One change that applies to us all is replacing sinful responses with more acceptable ones. We develop appetites for new achievements and the achievements don’t have to be directly related to church. Gaining qualifications for useful, constructive work of any kind counts.
But if we don’t have a sinful nature actively disrupting our lives, what would stop us from growing? Growth without a sin nature would be automatic.
Denial Encourages Stagnation
Unfortunately, sin remains active and problematic for Christians and there are many verses that prove this.
In the very same book, 1 John 1:9, we read if we confess our sins, He is faithful and just to forgive us our sins and to cleanse us from all unrighteousness. This is an ongoing process. In this life, we will never stop confessing our sins. The promise here is not that we will reach sinless perfection but that forgiveness, and growth, are possible.
If Christians cannot sin, why would they need to confess their sin? It’s a fair question.
Becoming Sinless Isn’t The Same As Doing God’s Will
The only people God has ever used are sinners. Every writer of the Bible was a sinner. Every prophet was a sinner. Every church member was a sinner. You’re not going to start a new tradition.
But, if I will never be rid of a sinful nature, what is the point? Why do we bother trying at all?
That’s a good question and I can hear the usual answer coming from many directions.
Because sin offends God.
That is true. God is hurt by our sin and we, as Christians, abhor the idea of hurting God. It’s like hurting your best friend. You don’t want to do it. What hurts them, hurts you. But we need to go a little further with the idea.
Why we might ask, is God hurt by our sin? There are multiple answers to that question, many of which are quite philosophical. I won’t get into those for now.
One possible answer is very practical. When God created us, He had a plan for our lives. The one thing that disrupts that plan more than anything else is sin. Sin keeps us distracted, absorbs our energies (energies that would normally be used in pursuit of God’s plan), prevents us from developing the abilities we need to fulfill that plan, and frustrates us in the process.
The one thing we can do that God can’t do is change. The direction in which we change, however, is largely determined by our choices.
Sin isn’t bad because it is intrinsically sinful.

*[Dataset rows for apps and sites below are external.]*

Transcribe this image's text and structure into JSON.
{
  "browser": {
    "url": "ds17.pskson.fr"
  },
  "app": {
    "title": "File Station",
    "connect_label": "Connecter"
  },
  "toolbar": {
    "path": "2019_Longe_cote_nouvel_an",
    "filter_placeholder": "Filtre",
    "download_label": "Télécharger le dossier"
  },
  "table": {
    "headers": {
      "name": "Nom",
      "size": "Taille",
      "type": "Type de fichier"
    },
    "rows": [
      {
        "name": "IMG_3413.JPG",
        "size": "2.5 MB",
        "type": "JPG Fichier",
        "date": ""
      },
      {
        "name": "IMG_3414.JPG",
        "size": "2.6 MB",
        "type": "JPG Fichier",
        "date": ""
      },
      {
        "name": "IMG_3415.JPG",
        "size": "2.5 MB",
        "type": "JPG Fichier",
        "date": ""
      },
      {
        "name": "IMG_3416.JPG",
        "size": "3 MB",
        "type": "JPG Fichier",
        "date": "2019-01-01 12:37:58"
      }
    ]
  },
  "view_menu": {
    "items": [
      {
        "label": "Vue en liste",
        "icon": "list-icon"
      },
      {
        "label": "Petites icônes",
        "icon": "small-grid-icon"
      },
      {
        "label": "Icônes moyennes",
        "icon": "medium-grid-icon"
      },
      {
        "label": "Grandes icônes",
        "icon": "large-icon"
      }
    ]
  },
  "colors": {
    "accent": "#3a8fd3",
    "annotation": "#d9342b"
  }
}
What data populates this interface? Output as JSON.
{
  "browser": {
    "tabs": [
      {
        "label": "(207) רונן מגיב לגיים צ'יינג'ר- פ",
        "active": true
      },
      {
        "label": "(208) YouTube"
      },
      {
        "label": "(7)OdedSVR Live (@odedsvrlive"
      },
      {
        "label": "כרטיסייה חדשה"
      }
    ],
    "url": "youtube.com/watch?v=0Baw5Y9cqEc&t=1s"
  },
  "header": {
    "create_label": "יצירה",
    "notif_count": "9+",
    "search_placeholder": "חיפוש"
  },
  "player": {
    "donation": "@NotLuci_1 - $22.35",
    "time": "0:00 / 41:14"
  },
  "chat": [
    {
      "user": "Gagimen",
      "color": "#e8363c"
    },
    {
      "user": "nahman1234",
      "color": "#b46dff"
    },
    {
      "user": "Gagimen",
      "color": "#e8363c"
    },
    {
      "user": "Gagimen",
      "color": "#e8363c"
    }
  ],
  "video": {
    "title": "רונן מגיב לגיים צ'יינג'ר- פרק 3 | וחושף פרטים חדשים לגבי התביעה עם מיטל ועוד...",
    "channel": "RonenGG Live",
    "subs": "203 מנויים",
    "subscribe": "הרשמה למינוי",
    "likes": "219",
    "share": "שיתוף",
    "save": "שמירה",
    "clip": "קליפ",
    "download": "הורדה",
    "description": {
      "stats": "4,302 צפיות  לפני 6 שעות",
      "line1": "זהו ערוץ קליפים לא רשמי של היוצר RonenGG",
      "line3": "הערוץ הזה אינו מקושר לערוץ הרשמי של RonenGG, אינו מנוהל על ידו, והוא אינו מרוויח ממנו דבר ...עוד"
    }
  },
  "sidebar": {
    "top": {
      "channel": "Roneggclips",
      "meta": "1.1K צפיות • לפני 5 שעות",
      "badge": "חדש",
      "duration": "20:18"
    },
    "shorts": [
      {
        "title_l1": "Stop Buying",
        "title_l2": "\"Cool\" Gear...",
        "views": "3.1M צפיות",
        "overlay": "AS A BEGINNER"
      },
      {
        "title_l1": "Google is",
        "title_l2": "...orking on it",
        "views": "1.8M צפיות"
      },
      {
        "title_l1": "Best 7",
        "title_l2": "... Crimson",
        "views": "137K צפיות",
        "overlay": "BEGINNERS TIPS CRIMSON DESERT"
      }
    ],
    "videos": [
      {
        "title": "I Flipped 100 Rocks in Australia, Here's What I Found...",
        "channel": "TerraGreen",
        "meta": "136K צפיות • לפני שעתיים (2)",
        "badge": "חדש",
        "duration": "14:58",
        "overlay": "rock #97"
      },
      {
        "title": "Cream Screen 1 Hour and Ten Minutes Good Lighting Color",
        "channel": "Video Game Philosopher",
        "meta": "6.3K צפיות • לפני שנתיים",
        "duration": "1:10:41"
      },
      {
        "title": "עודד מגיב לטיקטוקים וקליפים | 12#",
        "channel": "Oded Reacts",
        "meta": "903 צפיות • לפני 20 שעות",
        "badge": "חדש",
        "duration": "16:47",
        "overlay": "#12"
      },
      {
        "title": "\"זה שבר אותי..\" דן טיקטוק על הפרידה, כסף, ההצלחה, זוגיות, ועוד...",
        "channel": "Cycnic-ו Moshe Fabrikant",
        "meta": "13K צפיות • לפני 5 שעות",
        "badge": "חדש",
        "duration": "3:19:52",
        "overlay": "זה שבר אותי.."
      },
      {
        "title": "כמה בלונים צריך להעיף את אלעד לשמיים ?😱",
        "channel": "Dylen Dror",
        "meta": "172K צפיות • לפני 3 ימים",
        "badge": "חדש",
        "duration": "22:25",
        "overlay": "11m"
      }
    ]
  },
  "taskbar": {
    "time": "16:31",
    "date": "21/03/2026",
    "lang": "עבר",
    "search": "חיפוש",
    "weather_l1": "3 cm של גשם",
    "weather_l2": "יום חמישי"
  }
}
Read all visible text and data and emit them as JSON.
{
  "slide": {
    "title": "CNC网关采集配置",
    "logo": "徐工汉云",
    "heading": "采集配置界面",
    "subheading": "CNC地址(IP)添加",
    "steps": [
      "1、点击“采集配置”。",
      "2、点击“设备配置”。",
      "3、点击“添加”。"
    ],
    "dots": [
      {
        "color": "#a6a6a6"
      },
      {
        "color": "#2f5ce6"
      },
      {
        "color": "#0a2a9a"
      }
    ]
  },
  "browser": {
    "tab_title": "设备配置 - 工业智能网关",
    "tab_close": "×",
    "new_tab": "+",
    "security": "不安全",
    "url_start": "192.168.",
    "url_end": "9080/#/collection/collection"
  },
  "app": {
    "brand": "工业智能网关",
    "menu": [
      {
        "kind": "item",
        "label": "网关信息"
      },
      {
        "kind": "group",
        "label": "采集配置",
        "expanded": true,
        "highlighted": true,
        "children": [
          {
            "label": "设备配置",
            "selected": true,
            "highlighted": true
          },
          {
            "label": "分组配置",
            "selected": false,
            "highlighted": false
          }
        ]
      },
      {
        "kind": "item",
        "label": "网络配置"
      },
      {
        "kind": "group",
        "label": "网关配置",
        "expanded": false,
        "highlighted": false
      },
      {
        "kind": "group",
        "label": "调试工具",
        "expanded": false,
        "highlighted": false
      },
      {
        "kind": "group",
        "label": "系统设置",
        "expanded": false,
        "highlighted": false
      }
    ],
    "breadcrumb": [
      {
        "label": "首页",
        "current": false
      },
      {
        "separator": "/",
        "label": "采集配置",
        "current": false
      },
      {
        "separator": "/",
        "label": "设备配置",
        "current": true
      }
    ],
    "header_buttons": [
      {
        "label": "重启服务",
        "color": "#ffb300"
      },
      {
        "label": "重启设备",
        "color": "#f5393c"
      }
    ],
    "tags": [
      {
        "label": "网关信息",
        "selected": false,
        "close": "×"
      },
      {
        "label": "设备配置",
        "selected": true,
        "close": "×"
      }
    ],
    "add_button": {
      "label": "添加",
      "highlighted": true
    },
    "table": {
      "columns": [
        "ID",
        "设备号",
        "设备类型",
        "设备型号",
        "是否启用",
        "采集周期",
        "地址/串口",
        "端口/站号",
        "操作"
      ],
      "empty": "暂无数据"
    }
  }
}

It is bad because it prevents us from developing in the right ways.
Also, what would you say is the point of Christian living: avoiding sin or pursuing God’s will?
If you pursue God’s will, you will definitely avoid sin but It is very possible to avoid sinful living and still get nowhere near God’s will.
Pursuing God’s will and avoiding sin are two entirely different purposes. If you focus on God’s will, you won’t have to worry so much about sin. Using your energy to pursue right things means it won’t be available to do wrong things.
Focus is key.
At this point, we have to ask, What is God’s will for my life? It’s another fair question. Possible responses are myriad: business person, doctor, mechanic, lawyer, soldier, dentist, lawyer, pastor, builder, etc.
Whatever the answer, two things are true. One, whatever you do God wants you to be the best you can be and two, you can’t pursue the path while focusing on sin.
It is also true that however focused you are on God’s will, you will never be entirely free of a sinful nature and the sinful responses it spurns.
Focusing on all the bad things we shouldn’t do is defeating. The thing you focus on is the thing you do. The direction in which you’re looking is the direction in which you’re headed.
We would better avoid sin if we learned to engage the right things and when I say “right” things, I don’t just mean reading your Bible and memorizing verses. Yes, do those things but realize they are not enough.
We worship God just as much by reading, learning, thinking, and becoming as we do by memorizing verses. If I were to have open heart surgery, I would be more assured by a well-qualified doctor than by someone who had memorized the entire Bible.
No one is a good Christian because they don’t have a sinful nature or they never sin. A good Christian is someone who manages to use their time and energy in constructive ways in spite of their tendency to sin.